Penguin ancestors were able to fly, but they lost that ability quickly after the demise of the large dinosaurs. The oldest known penguin, with fossils dating to around 60 million years ago, was already a flightless swimmers with stubby wings. Modern penguins retain signatures of their airborne relatives, including wing bones, a pointy keeled breastbone for wing muscle attachments, and feathers. Losing flight made penguins better suited to their environment, because it meant that the birds could get bigger.
“I often consider [losing flight] a great breakthrough in penguin evolution,” says Daniel Ksepka, a vertebrate paleontologist and evolutionary biologist at the Bruce Museum in Connecticut.

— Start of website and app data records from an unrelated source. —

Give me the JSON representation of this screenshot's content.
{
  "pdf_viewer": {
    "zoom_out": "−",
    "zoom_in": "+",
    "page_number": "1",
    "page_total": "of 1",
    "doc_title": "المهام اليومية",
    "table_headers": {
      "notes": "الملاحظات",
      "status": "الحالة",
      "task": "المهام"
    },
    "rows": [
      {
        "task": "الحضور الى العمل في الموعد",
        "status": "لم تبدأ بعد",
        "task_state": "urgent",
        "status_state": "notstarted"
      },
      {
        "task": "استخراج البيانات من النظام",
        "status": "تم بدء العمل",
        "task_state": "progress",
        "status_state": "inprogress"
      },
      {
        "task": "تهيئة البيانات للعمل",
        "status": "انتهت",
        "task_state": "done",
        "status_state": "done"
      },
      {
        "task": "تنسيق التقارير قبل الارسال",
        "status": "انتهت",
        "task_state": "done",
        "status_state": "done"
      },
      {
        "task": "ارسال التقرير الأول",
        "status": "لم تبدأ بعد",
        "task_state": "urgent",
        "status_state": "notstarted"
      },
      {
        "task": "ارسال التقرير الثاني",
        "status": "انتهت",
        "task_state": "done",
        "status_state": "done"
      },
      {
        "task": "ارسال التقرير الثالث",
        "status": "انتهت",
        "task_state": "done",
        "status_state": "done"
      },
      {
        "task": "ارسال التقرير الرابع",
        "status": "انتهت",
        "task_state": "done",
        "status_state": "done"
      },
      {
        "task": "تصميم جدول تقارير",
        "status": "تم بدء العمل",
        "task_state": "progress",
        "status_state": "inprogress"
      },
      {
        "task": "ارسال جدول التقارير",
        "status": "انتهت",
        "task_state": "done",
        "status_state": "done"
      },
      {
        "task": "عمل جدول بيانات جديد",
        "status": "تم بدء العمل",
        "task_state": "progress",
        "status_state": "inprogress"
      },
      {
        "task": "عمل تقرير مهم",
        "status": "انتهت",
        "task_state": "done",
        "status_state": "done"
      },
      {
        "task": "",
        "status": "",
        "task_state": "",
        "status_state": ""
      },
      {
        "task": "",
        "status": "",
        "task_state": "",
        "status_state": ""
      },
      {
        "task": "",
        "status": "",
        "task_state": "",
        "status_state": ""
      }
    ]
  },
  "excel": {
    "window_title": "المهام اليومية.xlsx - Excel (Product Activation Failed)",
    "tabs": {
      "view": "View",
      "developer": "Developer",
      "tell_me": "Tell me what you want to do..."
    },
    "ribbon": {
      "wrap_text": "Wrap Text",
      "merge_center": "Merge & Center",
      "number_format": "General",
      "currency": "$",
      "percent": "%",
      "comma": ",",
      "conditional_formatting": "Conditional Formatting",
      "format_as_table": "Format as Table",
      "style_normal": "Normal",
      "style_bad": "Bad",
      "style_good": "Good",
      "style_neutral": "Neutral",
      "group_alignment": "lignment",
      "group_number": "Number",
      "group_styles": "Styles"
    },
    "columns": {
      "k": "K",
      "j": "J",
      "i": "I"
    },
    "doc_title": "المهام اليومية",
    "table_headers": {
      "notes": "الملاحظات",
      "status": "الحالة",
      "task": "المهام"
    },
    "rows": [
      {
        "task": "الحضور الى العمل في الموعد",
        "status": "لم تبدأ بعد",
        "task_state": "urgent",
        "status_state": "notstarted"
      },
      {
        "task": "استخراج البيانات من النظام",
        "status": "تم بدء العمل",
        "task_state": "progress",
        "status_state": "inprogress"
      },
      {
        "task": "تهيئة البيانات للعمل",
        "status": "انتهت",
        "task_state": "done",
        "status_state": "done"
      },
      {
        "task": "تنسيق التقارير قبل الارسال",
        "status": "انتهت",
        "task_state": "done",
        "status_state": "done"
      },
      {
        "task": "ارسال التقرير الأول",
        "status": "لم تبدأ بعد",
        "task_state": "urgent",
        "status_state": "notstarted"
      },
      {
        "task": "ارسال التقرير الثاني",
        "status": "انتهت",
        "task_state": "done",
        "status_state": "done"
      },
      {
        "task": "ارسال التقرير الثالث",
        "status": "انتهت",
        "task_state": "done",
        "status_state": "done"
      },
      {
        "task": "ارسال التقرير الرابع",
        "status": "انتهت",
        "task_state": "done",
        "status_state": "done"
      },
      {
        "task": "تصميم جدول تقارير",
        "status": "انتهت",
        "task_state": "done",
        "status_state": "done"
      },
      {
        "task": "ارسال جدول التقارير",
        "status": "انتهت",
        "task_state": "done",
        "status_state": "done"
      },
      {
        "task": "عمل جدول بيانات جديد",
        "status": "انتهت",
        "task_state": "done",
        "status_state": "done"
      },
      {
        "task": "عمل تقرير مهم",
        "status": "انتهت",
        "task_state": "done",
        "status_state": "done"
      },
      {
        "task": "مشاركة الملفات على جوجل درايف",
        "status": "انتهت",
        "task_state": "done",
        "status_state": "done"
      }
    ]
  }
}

Flightless penguins evolved bigger muscles to better power through the water, denser bones that added strength and reduced buoyancy, and shorter, stiffer wings for more powerful swimming strokes with less drag. “Getting larger makes them more efficient at conserving heat, capable of deeper and longer dives, and opens the door to targeting larger prey,” says Ksepka.
read more: news.nationalgeographic.com/2016/10/reverse-evolution-explained-hagfish-penguins-snakes-science/
article: Jenny Morber
photo: Tui de Roy, Minden Pictures, National Geographic Creative